It doesn’t matter how amazing the 4k video is if there isn’t a compelling story to accompany it; piecing together the footage from your vacation in Europe may be a lot of effort, but it’s not a movie. There is a distinction to be made given that this is a travel video.
Your vacation video should not be more than two minutes if you want to avoid the hassle of writing a storyline and blocking each scene. That is not a video of someone travelling. This is a staged performance. Attend film school if you want to shoot for more than three minutes at a time. That is not an attempt at irony. If you wait until after you graduate, I’d be more than happy to see your video.
Music: Almost as Important as Video
When it comes to making a fantastic vacation film, music is really necessary. Seriously. Every single one of the videos that I utilised in this post has been spliced together and edited to a fantastic tune.
If you locate a music that has a constant rhythm, a breakdown, and increasing action, all you have to do is select photos that match these feelings and cut them to suit. Choosing a great song is the cornerstone of the editing process. Problem fixed. Made a trip video that is epic.
A word of advice: the FMA Archive contains thousands of music that you are allowed to use in any way you see fit. You may scroll through some straight-up jams as you browse the site by genre and “most intriguing.”

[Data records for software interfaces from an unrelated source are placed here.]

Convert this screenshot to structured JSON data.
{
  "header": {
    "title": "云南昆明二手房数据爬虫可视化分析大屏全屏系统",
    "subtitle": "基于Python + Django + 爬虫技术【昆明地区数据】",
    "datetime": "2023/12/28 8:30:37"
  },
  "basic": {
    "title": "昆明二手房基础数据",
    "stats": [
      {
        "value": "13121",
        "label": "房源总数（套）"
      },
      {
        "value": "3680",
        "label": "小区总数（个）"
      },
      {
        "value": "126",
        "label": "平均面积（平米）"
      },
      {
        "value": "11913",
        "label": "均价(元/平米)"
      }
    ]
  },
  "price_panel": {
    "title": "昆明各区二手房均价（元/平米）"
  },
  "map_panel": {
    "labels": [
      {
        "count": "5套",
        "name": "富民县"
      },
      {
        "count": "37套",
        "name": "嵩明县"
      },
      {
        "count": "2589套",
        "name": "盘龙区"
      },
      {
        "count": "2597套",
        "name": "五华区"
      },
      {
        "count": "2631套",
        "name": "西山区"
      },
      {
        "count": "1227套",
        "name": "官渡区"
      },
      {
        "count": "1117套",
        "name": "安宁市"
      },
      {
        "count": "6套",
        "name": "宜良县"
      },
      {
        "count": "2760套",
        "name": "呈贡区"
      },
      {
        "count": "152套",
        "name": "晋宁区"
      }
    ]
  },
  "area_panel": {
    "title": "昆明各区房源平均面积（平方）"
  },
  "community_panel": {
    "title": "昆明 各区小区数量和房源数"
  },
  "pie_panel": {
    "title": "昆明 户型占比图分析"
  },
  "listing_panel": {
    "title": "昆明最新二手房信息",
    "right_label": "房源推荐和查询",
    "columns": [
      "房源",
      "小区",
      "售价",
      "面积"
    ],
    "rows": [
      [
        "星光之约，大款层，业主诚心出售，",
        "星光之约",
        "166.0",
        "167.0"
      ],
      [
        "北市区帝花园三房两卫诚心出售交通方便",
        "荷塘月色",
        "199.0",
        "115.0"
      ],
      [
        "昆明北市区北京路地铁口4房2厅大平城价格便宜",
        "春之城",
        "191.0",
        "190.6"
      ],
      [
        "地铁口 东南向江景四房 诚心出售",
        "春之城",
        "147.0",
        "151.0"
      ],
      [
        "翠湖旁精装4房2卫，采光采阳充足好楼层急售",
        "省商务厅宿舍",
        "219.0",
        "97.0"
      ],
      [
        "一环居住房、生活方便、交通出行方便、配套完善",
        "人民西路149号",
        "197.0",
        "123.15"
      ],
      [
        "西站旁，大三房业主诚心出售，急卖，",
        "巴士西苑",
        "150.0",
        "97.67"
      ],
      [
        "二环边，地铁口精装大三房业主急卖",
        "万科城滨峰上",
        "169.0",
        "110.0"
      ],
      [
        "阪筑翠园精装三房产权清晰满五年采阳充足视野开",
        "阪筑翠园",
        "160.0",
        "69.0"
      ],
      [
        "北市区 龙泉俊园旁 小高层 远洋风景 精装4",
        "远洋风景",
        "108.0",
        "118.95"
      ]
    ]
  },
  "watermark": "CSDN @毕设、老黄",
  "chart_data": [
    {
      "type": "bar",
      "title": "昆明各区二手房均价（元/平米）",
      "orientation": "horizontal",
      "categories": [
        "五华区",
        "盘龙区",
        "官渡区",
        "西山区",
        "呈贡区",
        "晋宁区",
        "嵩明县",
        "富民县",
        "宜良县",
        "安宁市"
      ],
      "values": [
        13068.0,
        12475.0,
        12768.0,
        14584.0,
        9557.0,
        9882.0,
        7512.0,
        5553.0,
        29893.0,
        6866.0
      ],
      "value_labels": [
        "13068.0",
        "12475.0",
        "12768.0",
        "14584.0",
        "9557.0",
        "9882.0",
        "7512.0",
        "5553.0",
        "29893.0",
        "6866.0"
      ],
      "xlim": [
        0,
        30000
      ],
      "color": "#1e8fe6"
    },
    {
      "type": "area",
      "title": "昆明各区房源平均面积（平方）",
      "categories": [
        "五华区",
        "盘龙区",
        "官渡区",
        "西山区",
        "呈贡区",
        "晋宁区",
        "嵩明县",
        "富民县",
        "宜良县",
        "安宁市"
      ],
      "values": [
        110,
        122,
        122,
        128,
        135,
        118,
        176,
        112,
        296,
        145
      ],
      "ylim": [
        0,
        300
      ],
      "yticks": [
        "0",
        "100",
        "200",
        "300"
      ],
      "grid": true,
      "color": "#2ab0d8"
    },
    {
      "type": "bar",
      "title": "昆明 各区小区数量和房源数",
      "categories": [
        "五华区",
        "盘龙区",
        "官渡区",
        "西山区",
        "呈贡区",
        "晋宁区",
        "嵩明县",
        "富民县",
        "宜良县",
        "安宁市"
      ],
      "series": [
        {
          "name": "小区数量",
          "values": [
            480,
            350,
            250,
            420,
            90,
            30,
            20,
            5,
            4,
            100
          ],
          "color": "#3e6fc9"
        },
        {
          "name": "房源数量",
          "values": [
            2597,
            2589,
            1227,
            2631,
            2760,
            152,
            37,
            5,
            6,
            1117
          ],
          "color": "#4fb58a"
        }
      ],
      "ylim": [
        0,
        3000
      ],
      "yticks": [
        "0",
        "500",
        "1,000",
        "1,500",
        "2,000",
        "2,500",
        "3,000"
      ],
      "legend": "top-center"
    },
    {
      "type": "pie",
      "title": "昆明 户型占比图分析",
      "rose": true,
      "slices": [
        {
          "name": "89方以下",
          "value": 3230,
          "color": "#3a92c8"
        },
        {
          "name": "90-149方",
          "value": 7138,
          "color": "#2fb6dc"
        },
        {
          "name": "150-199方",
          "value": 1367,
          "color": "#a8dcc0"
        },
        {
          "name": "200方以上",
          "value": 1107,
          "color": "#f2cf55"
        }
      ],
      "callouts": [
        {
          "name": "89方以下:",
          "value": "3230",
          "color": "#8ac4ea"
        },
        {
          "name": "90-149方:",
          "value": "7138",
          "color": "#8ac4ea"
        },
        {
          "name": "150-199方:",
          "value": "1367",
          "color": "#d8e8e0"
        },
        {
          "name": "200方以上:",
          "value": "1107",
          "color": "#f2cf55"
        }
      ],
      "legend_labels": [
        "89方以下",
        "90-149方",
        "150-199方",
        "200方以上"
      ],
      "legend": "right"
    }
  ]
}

Sound Matters a Lot… Or Not at All
It’s not absolutely necessary to have high-quality audio for every production, particularly if you’re simply going to play music over what’s being recorded, but if you want to speak to the camera, you should consider purchasing a Rode Video Mic Pro Mini Shotgun Mic.
It gets power straight from your camera, so you won’t need any additional charges or batteries, and it’s quite compact and lightweight. It has the ability to record high-quality audio when pointed at anything or someone. I really adore this little creature.
Final Travel Video Idea: You Have to Not Give a Crap
If you truly want a wonderful trip video that will tell a narrative, make people laugh, or motivate them to visit the globe, you have to seem like a fool while you’re filming it. Only then will you get the results you’re looking for. Seriously.
It’s possible that getting the right photo will need you to engage in conversation with your camera in the middle of a group of unknown people. It’s possible that you’ll need to do a dance while wearing a pith helmet in the middle of a supermarket.
You may have to get up at four in the morning to make up to the top of a temple in time for the sunrise or sit in an uncomfortable position for thirty minutes in the median of a traffic strip to capture the ideal time-lapse image. To create a good vacation film, you have to be willing to seem like an idiot. Embrace it!
Editing is done specifically for this purpose. At that point, everything falls into place. Put everyone else and the fact that you look ridiculous out of your mind, because if you do what you know you need to do in order to capture the picture, it will all be worth it when people eventually hit the “play” button.